Training & Compliance

Did You Know Your New Hire Might Make You a Joint Employer?

Earlier this year, the U.S. Department of Labor’s (DOL) Wage and Hour Division published an Administrator’s Interpretation addressing joint employment under the Fair Labor Standards Act (FLSA) and Migrant and Seasonal Agricultural Worker Protection Act (MSPA). They also released a new fact sheet on the Family and Medical Leave Act (FMLA) and joint employment.

By Susan Schoenfeld, JD, Senior Legal Editor

The new guidance from the DOL identifies common scenarios in which two or more employers jointly employ an employee and are, as a result, jointly liable for compliance. The interpretation and fact sheet compile statutory provisions, regulations, and case law to provide comprehensive guidance on joint employment under FLSA, MSPA, and FMLA so that employers can properly analyze a potential joint employment scenario.

The FMLA and Joint Employment

Joint employment exists when an employee is employed by two or more employers such that the employers are responsible for compliance with the FMLA. The analysis for determining joint employment under the FMLA is the same as under the FLSA.

Joint employment exists where two or more employers benefit from the employee’s work and are sufficiently related to or associated with each other. For example:

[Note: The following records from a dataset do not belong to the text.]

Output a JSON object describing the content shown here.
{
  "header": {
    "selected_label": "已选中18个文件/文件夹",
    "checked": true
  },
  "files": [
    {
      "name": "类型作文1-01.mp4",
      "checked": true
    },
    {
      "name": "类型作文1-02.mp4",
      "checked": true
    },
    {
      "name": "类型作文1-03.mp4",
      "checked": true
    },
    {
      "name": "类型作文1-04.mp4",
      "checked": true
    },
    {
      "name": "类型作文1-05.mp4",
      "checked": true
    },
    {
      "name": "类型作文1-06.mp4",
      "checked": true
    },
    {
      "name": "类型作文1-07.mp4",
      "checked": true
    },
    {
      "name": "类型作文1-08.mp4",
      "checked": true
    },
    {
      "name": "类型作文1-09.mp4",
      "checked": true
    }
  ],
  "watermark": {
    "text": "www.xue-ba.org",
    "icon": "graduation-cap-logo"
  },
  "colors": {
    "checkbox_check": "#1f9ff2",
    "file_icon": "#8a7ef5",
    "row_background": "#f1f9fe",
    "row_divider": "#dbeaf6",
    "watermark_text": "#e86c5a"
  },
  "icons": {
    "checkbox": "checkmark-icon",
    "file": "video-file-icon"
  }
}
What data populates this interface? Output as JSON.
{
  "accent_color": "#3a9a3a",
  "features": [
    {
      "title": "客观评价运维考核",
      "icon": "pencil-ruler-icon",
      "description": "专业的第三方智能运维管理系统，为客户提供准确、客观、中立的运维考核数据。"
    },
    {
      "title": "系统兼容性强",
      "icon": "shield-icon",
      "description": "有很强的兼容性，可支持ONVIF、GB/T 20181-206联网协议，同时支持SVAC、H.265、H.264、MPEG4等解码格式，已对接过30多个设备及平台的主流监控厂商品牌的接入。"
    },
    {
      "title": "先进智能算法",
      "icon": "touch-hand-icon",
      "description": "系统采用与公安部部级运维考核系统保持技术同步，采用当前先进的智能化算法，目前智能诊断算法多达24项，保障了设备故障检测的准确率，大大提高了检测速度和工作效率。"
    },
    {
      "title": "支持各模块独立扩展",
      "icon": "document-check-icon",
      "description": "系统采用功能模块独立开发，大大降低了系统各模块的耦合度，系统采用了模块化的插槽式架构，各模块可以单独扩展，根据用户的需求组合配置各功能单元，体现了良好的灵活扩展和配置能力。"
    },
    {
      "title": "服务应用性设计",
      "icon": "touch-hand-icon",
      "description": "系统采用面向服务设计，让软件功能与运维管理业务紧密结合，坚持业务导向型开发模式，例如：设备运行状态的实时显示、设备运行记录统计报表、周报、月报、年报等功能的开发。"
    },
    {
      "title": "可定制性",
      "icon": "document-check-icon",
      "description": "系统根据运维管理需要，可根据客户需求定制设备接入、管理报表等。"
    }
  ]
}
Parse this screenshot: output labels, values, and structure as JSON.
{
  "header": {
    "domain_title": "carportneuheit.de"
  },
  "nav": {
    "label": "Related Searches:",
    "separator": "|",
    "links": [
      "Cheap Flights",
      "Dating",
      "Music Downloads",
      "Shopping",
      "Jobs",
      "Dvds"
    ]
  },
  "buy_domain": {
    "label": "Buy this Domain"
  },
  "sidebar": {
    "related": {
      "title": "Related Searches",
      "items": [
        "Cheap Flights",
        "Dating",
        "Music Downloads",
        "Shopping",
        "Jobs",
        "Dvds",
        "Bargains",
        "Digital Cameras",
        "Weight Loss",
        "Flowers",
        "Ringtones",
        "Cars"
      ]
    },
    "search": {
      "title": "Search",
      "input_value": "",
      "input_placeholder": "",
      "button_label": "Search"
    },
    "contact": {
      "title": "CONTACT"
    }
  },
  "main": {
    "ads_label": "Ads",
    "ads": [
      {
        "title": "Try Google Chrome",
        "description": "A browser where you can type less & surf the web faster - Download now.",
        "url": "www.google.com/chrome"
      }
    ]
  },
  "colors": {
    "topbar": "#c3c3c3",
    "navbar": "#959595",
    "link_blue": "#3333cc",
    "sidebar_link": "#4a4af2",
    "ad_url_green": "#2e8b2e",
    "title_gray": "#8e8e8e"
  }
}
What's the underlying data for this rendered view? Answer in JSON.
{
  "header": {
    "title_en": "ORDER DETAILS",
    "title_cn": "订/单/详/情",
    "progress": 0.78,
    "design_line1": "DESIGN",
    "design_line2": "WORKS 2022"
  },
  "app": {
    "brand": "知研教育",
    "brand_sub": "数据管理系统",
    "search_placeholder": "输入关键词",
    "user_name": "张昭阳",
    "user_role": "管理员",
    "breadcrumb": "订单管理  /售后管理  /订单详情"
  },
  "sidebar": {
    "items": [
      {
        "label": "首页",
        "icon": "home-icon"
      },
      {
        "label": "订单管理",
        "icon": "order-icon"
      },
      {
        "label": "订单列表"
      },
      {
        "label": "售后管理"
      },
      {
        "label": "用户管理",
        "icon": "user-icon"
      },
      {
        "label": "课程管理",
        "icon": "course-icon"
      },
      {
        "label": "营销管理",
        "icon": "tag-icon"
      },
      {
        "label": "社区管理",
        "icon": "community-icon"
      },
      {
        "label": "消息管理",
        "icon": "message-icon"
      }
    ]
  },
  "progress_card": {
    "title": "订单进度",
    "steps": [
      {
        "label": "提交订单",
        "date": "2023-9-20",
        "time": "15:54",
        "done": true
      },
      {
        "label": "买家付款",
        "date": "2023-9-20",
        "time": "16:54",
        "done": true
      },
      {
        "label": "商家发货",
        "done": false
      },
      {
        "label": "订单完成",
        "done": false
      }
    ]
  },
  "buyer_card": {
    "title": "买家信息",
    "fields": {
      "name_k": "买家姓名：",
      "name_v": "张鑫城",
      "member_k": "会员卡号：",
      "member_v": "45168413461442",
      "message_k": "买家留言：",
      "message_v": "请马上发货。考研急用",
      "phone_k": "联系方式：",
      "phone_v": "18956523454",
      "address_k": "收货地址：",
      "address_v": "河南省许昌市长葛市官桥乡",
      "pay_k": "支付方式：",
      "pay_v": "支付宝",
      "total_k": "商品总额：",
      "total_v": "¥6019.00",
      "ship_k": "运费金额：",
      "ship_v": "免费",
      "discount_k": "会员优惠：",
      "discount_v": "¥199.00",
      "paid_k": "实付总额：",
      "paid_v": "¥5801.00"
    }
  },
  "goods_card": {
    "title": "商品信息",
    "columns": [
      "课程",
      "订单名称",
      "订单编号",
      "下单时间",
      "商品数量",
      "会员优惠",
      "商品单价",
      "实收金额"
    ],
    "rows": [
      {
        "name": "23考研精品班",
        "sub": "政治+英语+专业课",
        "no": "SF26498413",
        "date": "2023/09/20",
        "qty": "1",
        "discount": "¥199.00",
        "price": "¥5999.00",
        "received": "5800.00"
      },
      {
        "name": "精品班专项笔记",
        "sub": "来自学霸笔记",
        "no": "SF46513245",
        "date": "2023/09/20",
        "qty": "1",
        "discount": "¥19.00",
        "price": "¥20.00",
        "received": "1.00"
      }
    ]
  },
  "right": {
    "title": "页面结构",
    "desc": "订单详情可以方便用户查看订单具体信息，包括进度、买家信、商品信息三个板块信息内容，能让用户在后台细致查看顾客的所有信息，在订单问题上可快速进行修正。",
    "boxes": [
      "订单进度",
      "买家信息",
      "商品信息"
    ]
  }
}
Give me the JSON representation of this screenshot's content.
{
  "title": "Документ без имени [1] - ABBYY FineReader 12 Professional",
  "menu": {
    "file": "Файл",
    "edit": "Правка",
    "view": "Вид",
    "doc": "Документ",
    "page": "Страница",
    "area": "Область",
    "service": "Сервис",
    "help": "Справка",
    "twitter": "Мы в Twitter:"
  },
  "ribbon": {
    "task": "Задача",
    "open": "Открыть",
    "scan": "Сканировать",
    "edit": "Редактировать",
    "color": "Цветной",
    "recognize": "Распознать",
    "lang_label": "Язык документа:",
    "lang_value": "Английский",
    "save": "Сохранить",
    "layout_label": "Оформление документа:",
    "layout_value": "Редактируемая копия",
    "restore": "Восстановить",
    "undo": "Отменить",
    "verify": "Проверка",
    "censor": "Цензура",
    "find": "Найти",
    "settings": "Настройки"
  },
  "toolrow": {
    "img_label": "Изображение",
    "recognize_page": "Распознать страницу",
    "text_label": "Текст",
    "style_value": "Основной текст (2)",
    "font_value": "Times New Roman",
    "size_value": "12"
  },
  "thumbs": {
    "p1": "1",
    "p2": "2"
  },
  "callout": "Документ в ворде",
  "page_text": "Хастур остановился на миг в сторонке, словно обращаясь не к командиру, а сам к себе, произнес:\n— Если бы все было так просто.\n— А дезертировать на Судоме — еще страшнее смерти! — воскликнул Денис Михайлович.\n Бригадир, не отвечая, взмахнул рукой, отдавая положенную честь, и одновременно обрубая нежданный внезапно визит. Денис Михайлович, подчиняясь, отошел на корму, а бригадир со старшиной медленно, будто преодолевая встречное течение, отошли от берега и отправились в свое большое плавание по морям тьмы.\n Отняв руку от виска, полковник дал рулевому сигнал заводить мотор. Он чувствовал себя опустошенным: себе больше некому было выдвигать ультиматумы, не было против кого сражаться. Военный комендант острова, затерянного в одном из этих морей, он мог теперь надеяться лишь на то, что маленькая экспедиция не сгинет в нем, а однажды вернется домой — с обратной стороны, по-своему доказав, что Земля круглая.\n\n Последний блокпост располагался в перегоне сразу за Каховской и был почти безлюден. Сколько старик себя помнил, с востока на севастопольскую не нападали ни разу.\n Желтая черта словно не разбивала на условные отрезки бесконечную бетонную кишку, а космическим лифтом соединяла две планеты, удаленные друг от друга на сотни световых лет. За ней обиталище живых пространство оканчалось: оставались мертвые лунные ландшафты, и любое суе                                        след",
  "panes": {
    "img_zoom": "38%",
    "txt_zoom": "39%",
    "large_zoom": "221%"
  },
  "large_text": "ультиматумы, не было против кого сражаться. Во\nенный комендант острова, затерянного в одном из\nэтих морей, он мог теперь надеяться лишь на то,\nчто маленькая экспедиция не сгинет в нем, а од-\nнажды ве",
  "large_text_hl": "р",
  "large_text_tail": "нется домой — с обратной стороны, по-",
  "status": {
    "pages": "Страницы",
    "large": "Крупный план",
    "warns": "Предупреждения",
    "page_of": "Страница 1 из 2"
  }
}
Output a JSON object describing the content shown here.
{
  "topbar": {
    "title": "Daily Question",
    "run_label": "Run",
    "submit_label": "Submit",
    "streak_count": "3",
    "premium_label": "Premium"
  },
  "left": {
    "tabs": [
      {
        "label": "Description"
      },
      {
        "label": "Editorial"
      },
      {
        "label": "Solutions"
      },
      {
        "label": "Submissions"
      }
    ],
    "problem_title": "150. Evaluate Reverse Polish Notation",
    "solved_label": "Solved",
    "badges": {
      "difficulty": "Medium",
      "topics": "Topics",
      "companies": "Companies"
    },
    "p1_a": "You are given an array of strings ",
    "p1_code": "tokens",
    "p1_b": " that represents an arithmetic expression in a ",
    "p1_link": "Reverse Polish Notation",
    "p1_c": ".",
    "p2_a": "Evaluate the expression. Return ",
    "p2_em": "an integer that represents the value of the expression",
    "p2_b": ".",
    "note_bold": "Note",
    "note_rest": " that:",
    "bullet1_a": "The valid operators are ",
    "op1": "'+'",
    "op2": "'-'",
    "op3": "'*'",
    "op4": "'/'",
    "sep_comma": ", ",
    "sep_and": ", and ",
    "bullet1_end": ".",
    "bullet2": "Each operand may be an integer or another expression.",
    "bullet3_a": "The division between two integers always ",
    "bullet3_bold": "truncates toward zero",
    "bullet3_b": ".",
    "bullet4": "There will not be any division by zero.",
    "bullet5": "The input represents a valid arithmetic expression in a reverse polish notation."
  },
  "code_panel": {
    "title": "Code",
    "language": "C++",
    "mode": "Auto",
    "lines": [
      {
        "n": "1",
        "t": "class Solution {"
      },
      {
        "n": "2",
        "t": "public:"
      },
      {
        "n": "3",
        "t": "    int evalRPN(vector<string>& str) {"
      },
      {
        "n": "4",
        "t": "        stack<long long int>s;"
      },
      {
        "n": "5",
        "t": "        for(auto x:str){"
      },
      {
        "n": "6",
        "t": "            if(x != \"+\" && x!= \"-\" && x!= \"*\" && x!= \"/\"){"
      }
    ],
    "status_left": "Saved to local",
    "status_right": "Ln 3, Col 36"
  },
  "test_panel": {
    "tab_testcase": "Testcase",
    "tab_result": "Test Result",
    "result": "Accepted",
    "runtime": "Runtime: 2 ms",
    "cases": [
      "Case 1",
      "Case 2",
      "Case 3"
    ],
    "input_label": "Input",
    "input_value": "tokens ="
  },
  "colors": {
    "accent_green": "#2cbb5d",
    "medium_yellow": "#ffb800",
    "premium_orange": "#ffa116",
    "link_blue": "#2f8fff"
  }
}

  • The employers have an arrangement to share the employee’s services;
  • One employer acts in the interest of the other in relation to the employee; or
  • The employers share control of the employee, directly or indirectly, because one employer controls, is controlled by, or is under common control with the other employer.

The focus of joint employment is the degree of association between the employers. For example, joint employment may exist where an employee works for two restaurants that are technically separate but have the same managers, jointly coordinate the scheduling of the employee’s hours, and both benefit from that employee’s work.

In these cases, it is important to consider facts that shed light on the degree of association between the employers and how the employers may jointly control the employee. Although not all or even most of these facts need to be present for there to be joint employment, some facts to consider include:

  • Who owns or operates the possible joint employers?
  • Do the employers have any overlapping officers, directors, executives, or managers?
  • Do the employers share control over operations?
  • Are the operations of the employers intermingled?
  • Does one employer supervise the work of the other?
  • Do the employers share supervisory authority over the employee?
  • Do the employers treat the employees as a pool of workers available to both of them?
  • Do they share clients or customers?
  • Are there any agreements between the employers?

Joint employment is important in determining employer coverage and employee eligibility under the FMLA. Joint employers’ responsibilities under the FMLA vary depending on whether they are the primary or secondary employer of the employee taking FMLA leave.

Employer Coverage and Employee Eligibility Under The FMLA

According to DOL’s recently released fact sheet, employees who are jointly employed by two employers must be counted by both employers in determining employer coverage and employee eligibility under the FMLA, regardless of whether the employee is maintained on one or both of the employers’ payrolls.

For purposes of employee eligibility, in determining whether a jointly employed employee works at a worksite where the employer employs at least 50 employees within 75 miles, the employee’s worksite is the primary employer’s office from which the employee is assigned or to which the employee reports. However, if the employee has physically worked for at least 1 year at a facility of a secondary employer, the employee’s worksite is that location.

Responsibilities of Primary Employers

Under the FMLA, the primary employer is responsible for:

  • Giving required notices to its employees;
  • Providing FMLA leave;
  • Maintaining group health insurance benefits during the leave;
  • Restoring the employee to the same job or an equivalent job upon return from leave;
  • Not interfering with a jointly employed employee’s exercise of or attempt to exercise his or her FMLA rights;
  • Refraining from firing or discriminating against an employee for opposing a practice that is unlawful under the FMLA; and
  • Keeping all records required by the FMLA with respect to primary employees.

A primary employer must meet all of its obligations under the FMLA even when a secondary employer is not in compliance with the law or does not provide support to the primary employer in meeting these responsibilities.

Tomorrow we’ll take a look at the responsibilities of the secondary employer.